-- What is being asked --
In the copy, keep every line below as it is and leave out the pictures.

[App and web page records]
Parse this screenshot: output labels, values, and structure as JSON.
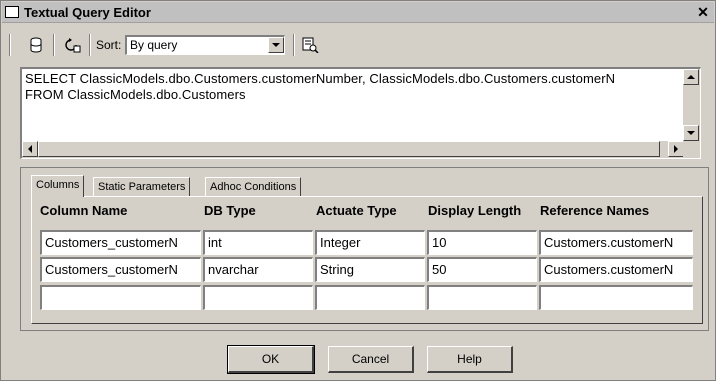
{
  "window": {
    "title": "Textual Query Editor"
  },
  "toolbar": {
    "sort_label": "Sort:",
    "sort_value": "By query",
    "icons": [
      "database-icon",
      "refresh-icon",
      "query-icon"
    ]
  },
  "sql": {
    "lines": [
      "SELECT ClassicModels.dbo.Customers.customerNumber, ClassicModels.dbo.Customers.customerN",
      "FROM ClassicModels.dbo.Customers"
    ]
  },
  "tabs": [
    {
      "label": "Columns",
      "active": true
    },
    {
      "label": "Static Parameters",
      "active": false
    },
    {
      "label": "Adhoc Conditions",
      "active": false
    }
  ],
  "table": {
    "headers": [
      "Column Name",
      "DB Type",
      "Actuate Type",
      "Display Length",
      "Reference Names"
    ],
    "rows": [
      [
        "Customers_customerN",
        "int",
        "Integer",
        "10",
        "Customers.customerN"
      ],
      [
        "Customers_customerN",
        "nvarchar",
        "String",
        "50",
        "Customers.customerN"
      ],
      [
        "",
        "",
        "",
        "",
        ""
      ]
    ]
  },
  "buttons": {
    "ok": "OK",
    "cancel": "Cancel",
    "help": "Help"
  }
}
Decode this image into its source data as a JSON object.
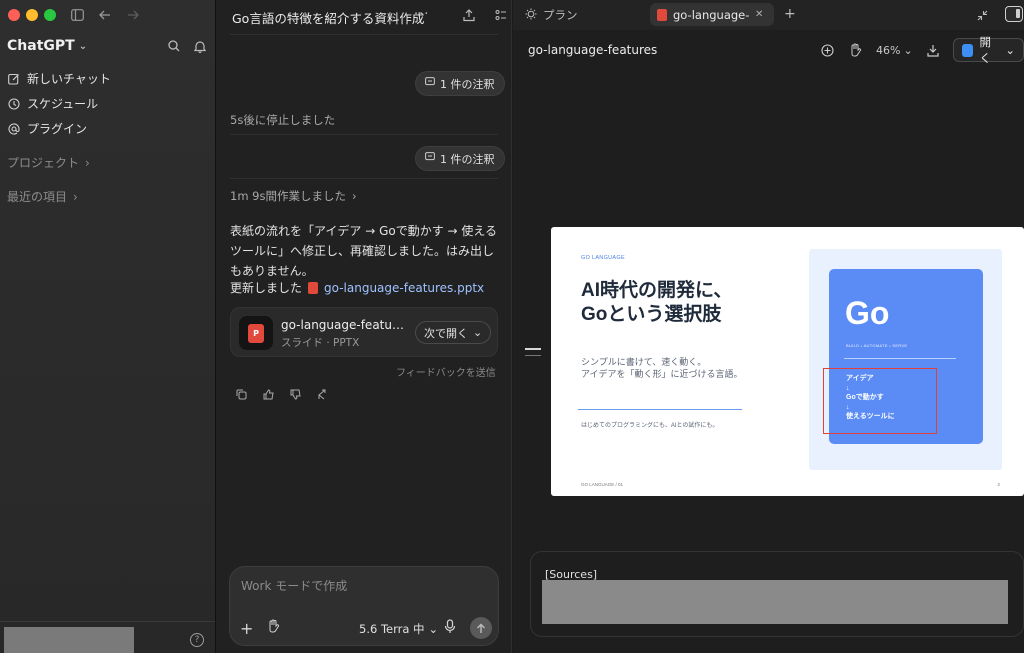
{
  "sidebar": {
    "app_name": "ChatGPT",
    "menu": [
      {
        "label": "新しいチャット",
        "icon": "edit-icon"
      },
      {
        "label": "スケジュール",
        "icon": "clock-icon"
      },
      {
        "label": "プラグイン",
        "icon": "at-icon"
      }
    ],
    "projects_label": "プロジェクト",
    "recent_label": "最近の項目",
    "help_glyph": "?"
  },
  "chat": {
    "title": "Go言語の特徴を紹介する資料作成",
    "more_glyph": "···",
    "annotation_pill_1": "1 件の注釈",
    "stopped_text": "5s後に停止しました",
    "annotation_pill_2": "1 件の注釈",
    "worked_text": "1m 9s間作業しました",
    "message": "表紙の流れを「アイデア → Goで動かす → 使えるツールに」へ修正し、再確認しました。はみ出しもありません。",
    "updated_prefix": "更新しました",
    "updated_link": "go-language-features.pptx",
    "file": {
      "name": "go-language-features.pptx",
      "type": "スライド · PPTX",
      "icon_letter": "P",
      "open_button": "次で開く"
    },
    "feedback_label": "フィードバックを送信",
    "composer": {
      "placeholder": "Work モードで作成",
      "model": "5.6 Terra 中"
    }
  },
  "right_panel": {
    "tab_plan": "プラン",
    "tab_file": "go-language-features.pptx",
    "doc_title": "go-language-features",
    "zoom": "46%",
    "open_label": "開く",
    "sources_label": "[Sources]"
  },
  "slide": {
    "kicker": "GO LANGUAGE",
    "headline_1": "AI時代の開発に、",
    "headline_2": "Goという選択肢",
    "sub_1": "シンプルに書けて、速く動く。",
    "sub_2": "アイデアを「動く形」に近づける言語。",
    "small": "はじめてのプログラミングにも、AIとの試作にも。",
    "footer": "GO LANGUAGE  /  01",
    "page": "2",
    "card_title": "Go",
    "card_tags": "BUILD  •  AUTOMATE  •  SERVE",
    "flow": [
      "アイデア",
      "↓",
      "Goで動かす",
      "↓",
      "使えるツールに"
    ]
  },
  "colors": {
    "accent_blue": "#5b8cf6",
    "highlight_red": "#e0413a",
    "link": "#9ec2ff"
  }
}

-- Exercise response --
Parse this screenshot: output labels, values, and structure as JSON.
{
  "window": {
    "title": "Textual Query Editor"
  },
  "toolbar": {
    "sort_label": "Sort:",
    "sort_value": "By query",
    "icons": [
      "database-icon",
      "refresh-icon",
      "query-icon"
    ]
  },
  "sql": {
    "lines": [
      "SELECT ClassicModels.dbo.Customers.customerNumber, ClassicModels.dbo.Customers.customerN",
      "FROM ClassicModels.dbo.Customers"
    ]
  },
  "tabs": [
    {
      "label": "Columns",
      "active": true
    },
    {
      "label": "Static Parameters",
      "active": false
    },
    {
      "label": "Adhoc Conditions",
      "active": false
    }
  ],
  "table": {
    "headers": [
      "Column Name",
      "DB Type",
      "Actuate Type",
      "Display Length",
      "Reference Names"
    ],
    "rows": [
      [
        "Customers_customerN",
        "int",
        "Integer",
        "10",
        "Customers.customerN"
      ],
      [
        "Customers_customerN",
        "nvarchar",
        "String",
        "50",
        "Customers.customerN"
      ],
      [
        "",
        "",
        "",
        "",
        ""
      ]
    ]
  },
  "buttons": {
    "ok": "OK",
    "cancel": "Cancel",
    "help": "Help"
  }
}
Decode this image into its source data as a JSON object.
{
  "sidebar": {
    "app_name": "ChatGPT",
    "menu": [
      {
        "label": "新しいチャット",
        "icon": "edit-icon"
      },
      {
        "label": "スケジュール",
        "icon": "clock-icon"
      },
      {
        "label": "プラグイン",
        "icon": "at-icon"
      }
    ],
    "projects_label": "プロジェクト",
    "recent_label": "最近の項目",
    "help_glyph": "?"
  },
  "chat": {
    "title": "Go言語の特徴を紹介する資料作成",
    "more_glyph": "···",
    "annotation_pill_1": "1 件の注釈",
    "stopped_text": "5s後に停止しました",
    "annotation_pill_2": "1 件の注釈",
    "worked_text": "1m 9s間作業しました",
    "message": "表紙の流れを「アイデア → Goで動かす → 使えるツールに」へ修正し、再確認しました。はみ出しもありません。",
    "updated_prefix": "更新しました",
    "updated_link": "go-language-features.pptx",
    "file": {
      "name": "go-language-features.pptx",
      "type": "スライド · PPTX",
      "icon_letter": "P",
      "open_button": "次で開く"
    },
    "feedback_label": "フィードバックを送信",
    "composer": {
      "placeholder": "Work モードで作成",
      "model": "5.6 Terra 中"
    }
  },
  "right_panel": {
    "tab_plan": "プラン",
    "tab_file": "go-language-features.pptx",
    "doc_title": "go-language-features",
    "zoom": "46%",
    "open_label": "開く",
    "sources_label": "[Sources]"
  },
  "slide": {
    "kicker": "GO LANGUAGE",
    "headline_1": "AI時代の開発に、",
    "headline_2": "Goという選択肢",
    "sub_1": "シンプルに書けて、速く動く。",
    "sub_2": "アイデアを「動く形」に近づける言語。",
    "small": "はじめてのプログラミングにも、AIとの試作にも。",
    "footer": "GO LANGUAGE  /  01",
    "page": "2",
    "card_title": "Go",
    "card_tags": "BUILD  •  AUTOMATE  •  SERVE",
    "flow": [
      "アイデア",
      "↓",
      "Goで動かす",
      "↓",
      "使えるツールに"
    ]
  },
  "colors": {
    "accent_blue": "#5b8cf6",
    "highlight_red": "#e0413a",
    "link": "#9ec2ff"
  }
}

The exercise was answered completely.